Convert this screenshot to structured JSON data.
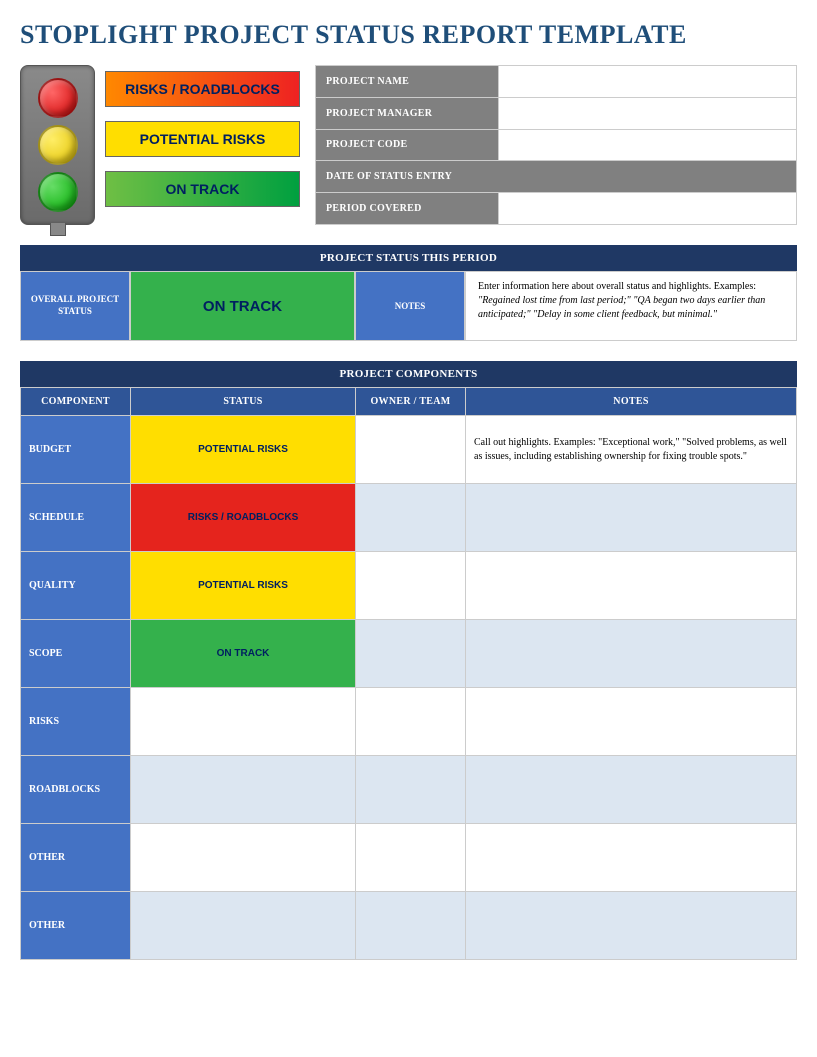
{
  "title": "STOPLIGHT PROJECT STATUS REPORT TEMPLATE",
  "legend": {
    "red": "RISKS / ROADBLOCKS",
    "yellow": "POTENTIAL RISKS",
    "green": "ON TRACK"
  },
  "meta": {
    "project_name_label": "PROJECT NAME",
    "project_name_value": "",
    "project_manager_label": "PROJECT MANAGER",
    "project_manager_value": "",
    "project_code_label": "PROJECT CODE",
    "project_code_value": "",
    "date_label": "DATE OF STATUS ENTRY",
    "period_label": "PERIOD COVERED",
    "period_value": ""
  },
  "status_section": {
    "header": "PROJECT STATUS THIS PERIOD",
    "overall_label": "OVERALL PROJECT STATUS",
    "overall_status": "ON TRACK",
    "overall_status_color": "green",
    "notes_label": "NOTES",
    "notes_lead": "Enter information here about overall status and highlights. Examples:",
    "notes_examples": "\"Regained lost time from last period;\" \"QA began two days earlier than anticipated;\" \"Delay in some client feedback, but minimal.\""
  },
  "components_section": {
    "header": "PROJECT COMPONENTS",
    "columns": {
      "component": "COMPONENT",
      "status": "STATUS",
      "owner": "OWNER / TEAM",
      "notes": "NOTES"
    },
    "rows": [
      {
        "component": "BUDGET",
        "status": "POTENTIAL RISKS",
        "color": "yellow",
        "owner": "",
        "notes": "Call out highlights. Examples: \"Exceptional work,\" \"Solved problems, as well as issues, including establishing ownership for fixing trouble spots.\"",
        "alt": false
      },
      {
        "component": "SCHEDULE",
        "status": "RISKS / ROADBLOCKS",
        "color": "red",
        "owner": "",
        "notes": "",
        "alt": true
      },
      {
        "component": "QUALITY",
        "status": "POTENTIAL RISKS",
        "color": "yellow",
        "owner": "",
        "notes": "",
        "alt": false
      },
      {
        "component": "SCOPE",
        "status": "ON TRACK",
        "color": "green",
        "owner": "",
        "notes": "",
        "alt": true
      },
      {
        "component": "RISKS",
        "status": "",
        "color": "",
        "owner": "",
        "notes": "",
        "alt": false
      },
      {
        "component": "ROADBLOCKS",
        "status": "",
        "color": "",
        "owner": "",
        "notes": "",
        "alt": true
      },
      {
        "component": "OTHER",
        "status": "",
        "color": "",
        "owner": "",
        "notes": "",
        "alt": false
      },
      {
        "component": "OTHER",
        "status": "",
        "color": "",
        "owner": "",
        "notes": "",
        "alt": true
      }
    ]
  }
}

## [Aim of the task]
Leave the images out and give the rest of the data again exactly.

## [Exercise output]
Convert this screenshot to structured JSON data.
{
  "title": "STOPLIGHT PROJECT STATUS REPORT TEMPLATE",
  "legend": {
    "red": "RISKS / ROADBLOCKS",
    "yellow": "POTENTIAL RISKS",
    "green": "ON TRACK"
  },
  "meta": {
    "project_name_label": "PROJECT NAME",
    "project_name_value": "",
    "project_manager_label": "PROJECT MANAGER",
    "project_manager_value": "",
    "project_code_label": "PROJECT CODE",
    "project_code_value": "",
    "date_label": "DATE OF STATUS ENTRY",
    "period_label": "PERIOD COVERED",
    "period_value": ""
  },
  "status_section": {
    "header": "PROJECT STATUS THIS PERIOD",
    "overall_label": "OVERALL PROJECT STATUS",
    "overall_status": "ON TRACK",
    "overall_status_color": "green",
    "notes_label": "NOTES",
    "notes_lead": "Enter information here about overall status and highlights. Examples:",
    "notes_examples": "\"Regained lost time from last period;\" \"QA began two days earlier than anticipated;\" \"Delay in some client feedback, but minimal.\""
  },
  "components_section": {
    "header": "PROJECT COMPONENTS",
    "columns": {
      "component": "COMPONENT",
      "status": "STATUS",
      "owner": "OWNER / TEAM",
      "notes": "NOTES"
    },
    "rows": [
      {
        "component": "BUDGET",
        "status": "POTENTIAL RISKS",
        "color": "yellow",
        "owner": "",
        "notes": "Call out highlights. Examples: \"Exceptional work,\" \"Solved problems, as well as issues, including establishing ownership for fixing trouble spots.\"",
        "alt": false
      },
      {
        "component": "SCHEDULE",
        "status": "RISKS / ROADBLOCKS",
        "color": "red",
        "owner": "",
        "notes": "",
        "alt": true
      },
      {
        "component": "QUALITY",
        "status": "POTENTIAL RISKS",
        "color": "yellow",
        "owner": "",
        "notes": "",
        "alt": false
      },
      {
        "component": "SCOPE",
        "status": "ON TRACK",
        "color": "green",
        "owner": "",
        "notes": "",
        "alt": true
      },
      {
        "component": "RISKS",
        "status": "",
        "color": "",
        "owner": "",
        "notes": "",
        "alt": false
      },
      {
        "component": "ROADBLOCKS",
        "status": "",
        "color": "",
        "owner": "",
        "notes": "",
        "alt": true
      },
      {
        "component": "OTHER",
        "status": "",
        "color": "",
        "owner": "",
        "notes": "",
        "alt": false
      },
      {
        "component": "OTHER",
        "status": "",
        "color": "",
        "owner": "",
        "notes": "",
        "alt": true
      }
    ]
  }
}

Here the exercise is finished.